period of retained jurisdiction, the district court suspended
Moore's sentence and placed him on probation for five
years. Moore successfully completed probation.
2013, the Idaho Legislature amended I.C. § 19-2604(3) to
permit a defendant who had been convicted of a felony and
discharged from probation to move the sentencing court to
reduce the felony conviction to a misdemeanor conviction.
However, the amended statute requires the prosecuting
attorney to stipulate to the reduction under certain
circumstances. Moore's case is one in which the
prosecutor must stipulate to the reduction. In 2014, Moore
moved the district court to amend his felony robbery
conviction to a misdemeanor conviction pursuant to I.C.
§ 19-2604. The prosecutor objected to the motion, citing
I.C. § 19-2604(3)(c)(ix)'s requirement of
prosecutorial stipulation before the court may amend
judgments of conviction for robbery if more than five years
have elapsed since the defendant's discharge from
probation. The district court denied Moore's motion,
recognizing it had "no discretion to grant the relief
sought, based on the prosecuting attorney's
objection." Moore appealed from the district court's
decision and this Court affirmed, holding Moore waived his
constitutional arguments because he raised them for the first
time on appeal and he failed to satisfy the first prong of
Perry. See State v. Moore, 158 Idaho
943, 354 P.3d 505 (Ct. App. 2015).
2015, Moore filed a second motion to amend his felony robbery
conviction to a misdemeanor. The prosecuting attorney again
objected. Moore argued I.C. § 19-2604(3) was

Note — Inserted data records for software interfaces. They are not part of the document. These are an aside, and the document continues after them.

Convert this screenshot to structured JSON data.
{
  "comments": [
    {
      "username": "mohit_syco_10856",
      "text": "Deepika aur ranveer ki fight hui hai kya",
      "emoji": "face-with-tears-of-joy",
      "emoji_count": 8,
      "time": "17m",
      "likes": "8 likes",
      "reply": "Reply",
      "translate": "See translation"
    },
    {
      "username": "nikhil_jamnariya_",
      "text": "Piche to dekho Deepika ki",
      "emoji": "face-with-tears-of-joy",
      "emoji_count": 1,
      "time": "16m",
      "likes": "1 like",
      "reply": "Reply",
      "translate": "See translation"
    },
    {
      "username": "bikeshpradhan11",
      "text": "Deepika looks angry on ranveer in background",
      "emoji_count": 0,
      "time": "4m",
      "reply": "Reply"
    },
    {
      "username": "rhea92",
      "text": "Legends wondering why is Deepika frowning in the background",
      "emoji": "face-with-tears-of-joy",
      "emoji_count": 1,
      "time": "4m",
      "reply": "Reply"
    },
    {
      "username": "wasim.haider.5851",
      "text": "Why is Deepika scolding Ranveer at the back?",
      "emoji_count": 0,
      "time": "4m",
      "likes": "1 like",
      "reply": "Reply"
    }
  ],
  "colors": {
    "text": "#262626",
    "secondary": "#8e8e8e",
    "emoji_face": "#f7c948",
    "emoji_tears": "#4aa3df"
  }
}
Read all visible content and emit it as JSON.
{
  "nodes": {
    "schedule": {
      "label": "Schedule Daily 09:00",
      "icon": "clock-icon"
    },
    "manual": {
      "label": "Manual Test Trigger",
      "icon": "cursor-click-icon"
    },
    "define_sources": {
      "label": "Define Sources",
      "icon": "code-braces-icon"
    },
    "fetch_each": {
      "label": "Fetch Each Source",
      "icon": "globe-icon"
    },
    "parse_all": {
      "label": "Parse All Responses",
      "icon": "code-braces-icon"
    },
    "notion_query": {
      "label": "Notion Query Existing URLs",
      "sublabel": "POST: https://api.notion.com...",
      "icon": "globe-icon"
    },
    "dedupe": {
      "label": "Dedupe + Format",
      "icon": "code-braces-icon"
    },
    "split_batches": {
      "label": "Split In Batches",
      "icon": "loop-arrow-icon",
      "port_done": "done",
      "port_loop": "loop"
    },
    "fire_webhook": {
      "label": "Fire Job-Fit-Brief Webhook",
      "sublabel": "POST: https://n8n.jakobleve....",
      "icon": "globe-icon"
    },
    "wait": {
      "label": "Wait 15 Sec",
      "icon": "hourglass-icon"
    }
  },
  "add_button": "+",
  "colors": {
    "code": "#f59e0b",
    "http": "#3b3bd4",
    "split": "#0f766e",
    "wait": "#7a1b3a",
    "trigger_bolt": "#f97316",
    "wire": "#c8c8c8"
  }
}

unconstitutional because it violated Idaho's separation
of powers doctrine, violated his Fourteenth Amendment due
process rights under the United States Constitution, and
denied Moore equal protection under the Idaho and United
States Constitutions. The district court found I.C. §
19-2604(3) does not violate the separation of powers
doctrine, nor does it violate the due process or equal
protection clauses. The district court denied Moore's
motion for the second time, "based solely upon the
prosecuting attorney's objection." Moore timely
the constitutionality of a statute is challenged, we review
the lower court's decision de novo. State v.
Cobb, 132 Idaho 195, 197, 969 P.2d 244, 246 (1998);
State v. Martin, 148 Idaho 31, 34, 218 P.3d 10, 13
(Ct. App. 2009). The party challenging a statute on
constitutional grounds bears the burden of proof and must
overcome a strong presumption of validity. State v.
Freitas, 157 Idaho 257, ...